> _AIM OF THE TASK_
Scan the lines below for "Datei" and copy the matches.

> _PROVIDED DATA_

□ □ □ □ □ □ □

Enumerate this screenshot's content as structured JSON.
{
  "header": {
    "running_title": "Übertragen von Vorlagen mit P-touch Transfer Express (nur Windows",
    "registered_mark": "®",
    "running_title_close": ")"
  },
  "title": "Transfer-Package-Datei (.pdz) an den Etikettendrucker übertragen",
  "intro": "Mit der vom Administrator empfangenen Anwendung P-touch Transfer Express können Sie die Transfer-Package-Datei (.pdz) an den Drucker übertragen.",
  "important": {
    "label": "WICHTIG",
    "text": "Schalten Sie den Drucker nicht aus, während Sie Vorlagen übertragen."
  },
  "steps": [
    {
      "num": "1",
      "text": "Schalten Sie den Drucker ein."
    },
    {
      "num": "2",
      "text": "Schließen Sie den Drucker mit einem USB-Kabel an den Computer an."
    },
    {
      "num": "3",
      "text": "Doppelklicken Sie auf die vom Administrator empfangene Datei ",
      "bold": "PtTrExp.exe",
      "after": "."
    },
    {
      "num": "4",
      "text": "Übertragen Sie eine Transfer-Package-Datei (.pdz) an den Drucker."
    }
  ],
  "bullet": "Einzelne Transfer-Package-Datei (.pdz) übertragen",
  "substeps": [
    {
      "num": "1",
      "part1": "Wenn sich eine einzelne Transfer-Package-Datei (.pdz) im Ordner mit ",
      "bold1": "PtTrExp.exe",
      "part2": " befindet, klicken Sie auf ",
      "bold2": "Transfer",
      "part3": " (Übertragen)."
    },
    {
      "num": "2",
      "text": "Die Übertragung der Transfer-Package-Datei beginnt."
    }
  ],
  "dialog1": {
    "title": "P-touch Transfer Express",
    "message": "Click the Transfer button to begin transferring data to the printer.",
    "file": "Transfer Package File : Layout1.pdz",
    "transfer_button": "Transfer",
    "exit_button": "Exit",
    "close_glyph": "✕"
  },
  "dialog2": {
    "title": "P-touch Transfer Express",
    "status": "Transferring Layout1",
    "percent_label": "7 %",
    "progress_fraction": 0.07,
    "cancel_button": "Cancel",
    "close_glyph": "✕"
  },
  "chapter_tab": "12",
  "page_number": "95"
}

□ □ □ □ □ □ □

> _OUTPUT OF THE EXERCISE_
  "title": "Transfer-Package-Datei (.pdz) an den Etikettendrucker übertragen",
  "intro": "Mit der vom Administrator empfangenen Anwendung P-touch Transfer Express können Sie die Transfer-Package-Datei (.pdz) an den Drucker übertragen.",
      "text": "Doppelklicken Sie auf die vom Administrator empfangene Datei ",
      "text": "Übertragen Sie eine Transfer-Package-Datei (.pdz) an den Drucker."
  "bullet": "Einzelne Transfer-Package-Datei (.pdz) übertragen",
      "part1": "Wenn sich eine einzelne Transfer-Package-Datei (.pdz) im Ordner mit ",
      "text": "Die Übertragung der Transfer-Package-Datei beginnt."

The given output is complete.